Open the Account During a Promotional Period
Some banks are offering promotions at this time because they want to bring in as many new customers as possible. The promotions may offer benefits such as:
• No monthly fee
• No minimum balance
• Cash back
Some banks do offer cash back, but the account holders must comply with strict guidelines before they can receive that benefit. They must keep the account open for a certain amount of time, and they must keep the account in good standing in most cases.
Sign Up for a Rewards Program
Rewards programs can provide consumers with a roundabout way to save money. The bank rewards its members by giving discounts on clothing, electronics, flowers and other items that they tend to purchase online. Rewards programs may have an annual fee associated with them, but the discounts can be well worth the membership. Modern consumers can try those methods first to see if they are successful in saving money to save money.
When the financial waters get rough and the storm that is trying to save money hits your checkbook, you look for salvation and safety anywhere you possibly can find it.
And that includes within the friendly confines of the life preserver that you know all too well: the credit card.
Yes, that plastic purveyor of security and well being as it relates to your financial security isn’t afraid to rear its ugly black strip and tempt you to use it when things aren’t particularly fun or easy when it comes to money.
The credit card, for the most part, carries with it a much-needed negative connotation. They’re quite simply bad news for the masses, mostly because we aren’t educated on how to use them properly and often run to them like a bad relationship you simply can’t get over or walk away from for good.
Now, the credit card, in fairness, can be a good thing. People who use them and pay off the balance right away or reap the perks with them as far as points and travel benefits, for example, have no issues with credit cards. They take them for what they are worth and should be: a 30-day loan that you make good on right away.
Those who find themselves in some sort of financial peril tend to turn toward the credit card to use it for things that go beyond emergency purchases, like braces for the kids or a hole in the roof that needs fixed desperately and without hesitation.
No, this is about using a credit card, for example, to pay off another credit card, and truthfully really not getting ahead at all.
Have you ever used your credit card for purchases that you’d consider daily? If you’re charging coffee, lunches and groceries with your credit card because you simply don’t have the money, that’s a huge red flag.
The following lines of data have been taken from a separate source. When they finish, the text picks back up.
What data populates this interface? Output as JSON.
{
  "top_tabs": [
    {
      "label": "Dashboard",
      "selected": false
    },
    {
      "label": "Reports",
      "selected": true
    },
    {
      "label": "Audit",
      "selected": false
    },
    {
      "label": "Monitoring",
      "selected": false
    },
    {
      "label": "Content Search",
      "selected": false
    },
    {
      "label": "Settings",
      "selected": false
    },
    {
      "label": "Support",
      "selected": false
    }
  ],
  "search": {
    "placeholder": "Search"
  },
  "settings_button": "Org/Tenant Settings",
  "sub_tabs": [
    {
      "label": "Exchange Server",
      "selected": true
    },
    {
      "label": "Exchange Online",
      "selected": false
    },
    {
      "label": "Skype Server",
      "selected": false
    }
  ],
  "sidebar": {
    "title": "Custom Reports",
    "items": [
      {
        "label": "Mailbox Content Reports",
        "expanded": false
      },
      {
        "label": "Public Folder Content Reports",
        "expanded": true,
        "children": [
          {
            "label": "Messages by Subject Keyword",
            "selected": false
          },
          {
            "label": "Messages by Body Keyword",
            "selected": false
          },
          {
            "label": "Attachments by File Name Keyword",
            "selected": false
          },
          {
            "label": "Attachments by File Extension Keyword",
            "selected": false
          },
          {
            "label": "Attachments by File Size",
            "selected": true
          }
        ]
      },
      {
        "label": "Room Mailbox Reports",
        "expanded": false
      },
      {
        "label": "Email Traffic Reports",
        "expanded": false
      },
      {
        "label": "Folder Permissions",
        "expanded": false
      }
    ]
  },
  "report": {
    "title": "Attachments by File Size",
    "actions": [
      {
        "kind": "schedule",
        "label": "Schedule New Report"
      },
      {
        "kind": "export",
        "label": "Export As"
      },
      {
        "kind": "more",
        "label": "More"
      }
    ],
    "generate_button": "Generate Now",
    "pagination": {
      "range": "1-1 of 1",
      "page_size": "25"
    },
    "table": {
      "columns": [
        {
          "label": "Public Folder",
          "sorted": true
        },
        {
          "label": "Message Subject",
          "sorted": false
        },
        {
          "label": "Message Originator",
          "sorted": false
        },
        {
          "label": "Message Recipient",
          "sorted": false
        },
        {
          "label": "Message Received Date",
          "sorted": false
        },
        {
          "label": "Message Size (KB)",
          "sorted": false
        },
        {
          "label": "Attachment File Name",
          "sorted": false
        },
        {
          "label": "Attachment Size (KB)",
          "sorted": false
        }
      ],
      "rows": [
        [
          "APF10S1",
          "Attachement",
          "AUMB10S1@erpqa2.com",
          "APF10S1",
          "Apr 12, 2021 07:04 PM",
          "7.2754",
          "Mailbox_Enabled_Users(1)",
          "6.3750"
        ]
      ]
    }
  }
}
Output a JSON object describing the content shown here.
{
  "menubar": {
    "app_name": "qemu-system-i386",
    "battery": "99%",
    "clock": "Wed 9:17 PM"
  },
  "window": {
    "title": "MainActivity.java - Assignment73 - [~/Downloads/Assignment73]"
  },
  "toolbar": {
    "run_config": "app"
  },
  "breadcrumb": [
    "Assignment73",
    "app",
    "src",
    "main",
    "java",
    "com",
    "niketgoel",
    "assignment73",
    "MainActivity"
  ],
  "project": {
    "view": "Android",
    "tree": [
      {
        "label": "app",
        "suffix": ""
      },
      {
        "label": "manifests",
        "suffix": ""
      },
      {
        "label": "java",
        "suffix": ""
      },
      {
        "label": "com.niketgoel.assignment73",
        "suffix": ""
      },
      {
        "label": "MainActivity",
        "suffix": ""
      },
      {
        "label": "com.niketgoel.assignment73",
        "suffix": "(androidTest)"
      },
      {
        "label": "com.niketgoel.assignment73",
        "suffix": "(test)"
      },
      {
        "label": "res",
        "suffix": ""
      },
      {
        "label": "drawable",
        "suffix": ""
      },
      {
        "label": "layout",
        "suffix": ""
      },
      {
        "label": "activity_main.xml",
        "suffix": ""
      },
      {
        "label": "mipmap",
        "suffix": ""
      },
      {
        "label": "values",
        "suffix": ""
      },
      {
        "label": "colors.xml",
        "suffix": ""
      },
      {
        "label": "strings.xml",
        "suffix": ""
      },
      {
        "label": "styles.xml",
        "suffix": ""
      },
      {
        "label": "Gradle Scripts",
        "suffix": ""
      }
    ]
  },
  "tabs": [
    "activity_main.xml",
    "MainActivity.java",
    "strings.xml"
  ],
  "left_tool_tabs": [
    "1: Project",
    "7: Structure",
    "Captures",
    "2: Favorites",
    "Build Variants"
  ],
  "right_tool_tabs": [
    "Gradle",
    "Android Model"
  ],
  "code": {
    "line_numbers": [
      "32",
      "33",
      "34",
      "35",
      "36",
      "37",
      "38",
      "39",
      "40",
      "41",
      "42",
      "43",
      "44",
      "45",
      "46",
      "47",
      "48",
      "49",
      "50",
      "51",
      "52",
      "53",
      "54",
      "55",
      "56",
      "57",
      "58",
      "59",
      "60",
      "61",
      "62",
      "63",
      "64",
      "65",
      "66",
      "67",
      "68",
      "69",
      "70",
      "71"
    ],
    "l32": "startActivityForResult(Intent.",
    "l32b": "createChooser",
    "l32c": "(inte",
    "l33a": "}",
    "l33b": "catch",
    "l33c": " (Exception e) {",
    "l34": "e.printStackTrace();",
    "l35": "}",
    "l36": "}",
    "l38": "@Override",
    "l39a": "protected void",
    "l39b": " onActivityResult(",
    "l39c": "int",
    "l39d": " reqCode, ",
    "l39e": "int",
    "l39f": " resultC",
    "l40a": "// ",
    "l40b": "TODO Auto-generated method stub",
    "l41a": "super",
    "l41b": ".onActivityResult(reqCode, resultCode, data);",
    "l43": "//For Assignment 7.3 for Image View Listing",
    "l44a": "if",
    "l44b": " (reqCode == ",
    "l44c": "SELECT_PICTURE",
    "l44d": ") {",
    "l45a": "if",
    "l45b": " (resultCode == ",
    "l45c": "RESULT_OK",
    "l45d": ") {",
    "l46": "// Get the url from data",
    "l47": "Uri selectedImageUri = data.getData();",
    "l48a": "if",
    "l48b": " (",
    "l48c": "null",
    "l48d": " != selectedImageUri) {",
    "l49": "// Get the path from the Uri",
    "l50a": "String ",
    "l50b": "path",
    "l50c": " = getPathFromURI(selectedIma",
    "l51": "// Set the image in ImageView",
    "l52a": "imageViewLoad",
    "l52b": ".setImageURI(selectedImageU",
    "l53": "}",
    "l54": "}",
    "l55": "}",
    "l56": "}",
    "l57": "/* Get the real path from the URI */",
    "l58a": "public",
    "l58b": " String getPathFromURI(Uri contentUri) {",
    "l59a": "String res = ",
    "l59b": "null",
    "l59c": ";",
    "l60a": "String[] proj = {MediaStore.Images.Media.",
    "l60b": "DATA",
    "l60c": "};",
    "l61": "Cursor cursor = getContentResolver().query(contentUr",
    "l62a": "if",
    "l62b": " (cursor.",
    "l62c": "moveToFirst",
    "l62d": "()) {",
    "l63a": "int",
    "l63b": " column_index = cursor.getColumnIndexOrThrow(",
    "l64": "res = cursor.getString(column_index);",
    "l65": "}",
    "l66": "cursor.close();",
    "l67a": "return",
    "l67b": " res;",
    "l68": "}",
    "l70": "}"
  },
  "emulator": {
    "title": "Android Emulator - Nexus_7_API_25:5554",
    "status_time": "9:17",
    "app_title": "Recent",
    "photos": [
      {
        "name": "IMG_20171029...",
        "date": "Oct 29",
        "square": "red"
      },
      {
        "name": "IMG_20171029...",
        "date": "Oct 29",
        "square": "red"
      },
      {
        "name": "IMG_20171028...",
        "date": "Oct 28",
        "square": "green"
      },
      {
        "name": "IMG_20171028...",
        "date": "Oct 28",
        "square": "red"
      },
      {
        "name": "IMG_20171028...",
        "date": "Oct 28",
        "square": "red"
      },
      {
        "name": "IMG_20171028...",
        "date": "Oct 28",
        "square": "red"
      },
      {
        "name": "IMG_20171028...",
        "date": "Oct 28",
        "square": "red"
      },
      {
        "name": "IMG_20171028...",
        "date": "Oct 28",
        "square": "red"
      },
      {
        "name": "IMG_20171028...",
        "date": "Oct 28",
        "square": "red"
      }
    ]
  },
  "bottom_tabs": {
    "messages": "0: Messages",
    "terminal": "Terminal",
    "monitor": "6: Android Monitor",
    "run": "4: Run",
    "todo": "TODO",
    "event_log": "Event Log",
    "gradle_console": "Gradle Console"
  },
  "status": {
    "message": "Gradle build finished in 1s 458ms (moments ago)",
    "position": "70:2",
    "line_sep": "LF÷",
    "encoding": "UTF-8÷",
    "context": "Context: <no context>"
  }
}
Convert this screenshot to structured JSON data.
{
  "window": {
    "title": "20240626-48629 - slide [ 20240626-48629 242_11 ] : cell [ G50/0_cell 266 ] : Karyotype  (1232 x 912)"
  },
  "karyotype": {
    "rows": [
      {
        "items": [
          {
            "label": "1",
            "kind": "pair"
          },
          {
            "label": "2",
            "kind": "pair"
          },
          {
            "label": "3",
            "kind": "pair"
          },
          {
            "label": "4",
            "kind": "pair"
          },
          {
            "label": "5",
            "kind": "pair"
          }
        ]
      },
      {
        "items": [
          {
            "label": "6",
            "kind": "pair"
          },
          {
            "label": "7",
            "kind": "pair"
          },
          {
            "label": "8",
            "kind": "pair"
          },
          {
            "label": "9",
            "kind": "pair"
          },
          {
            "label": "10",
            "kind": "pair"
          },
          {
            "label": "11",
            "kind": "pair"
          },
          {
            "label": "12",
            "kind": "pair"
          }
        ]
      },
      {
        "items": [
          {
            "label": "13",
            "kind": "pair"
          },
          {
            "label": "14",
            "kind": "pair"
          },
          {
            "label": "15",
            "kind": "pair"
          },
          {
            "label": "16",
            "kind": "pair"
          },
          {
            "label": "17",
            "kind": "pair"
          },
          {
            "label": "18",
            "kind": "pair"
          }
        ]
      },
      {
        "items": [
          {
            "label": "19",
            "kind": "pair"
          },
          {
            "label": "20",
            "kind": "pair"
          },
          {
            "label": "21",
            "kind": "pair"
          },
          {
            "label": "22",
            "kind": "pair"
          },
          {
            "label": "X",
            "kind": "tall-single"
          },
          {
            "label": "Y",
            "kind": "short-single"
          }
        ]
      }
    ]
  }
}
Furthermore, some have the bright idea of paying student loans or other low interest debt with credit cards, which is a true head scratcher. A student loan can have a rate as low as 2%, so why would anyone in the right mindset pay that loan with a credit card with a rate that could be 10 times that amount?
Truthfully, paying any bill with a credit card means you need to rethink your budgeting and expenses, and might need to start cutting the latter. Using a credit card is the financial version of putting a band aid on a bullet wound.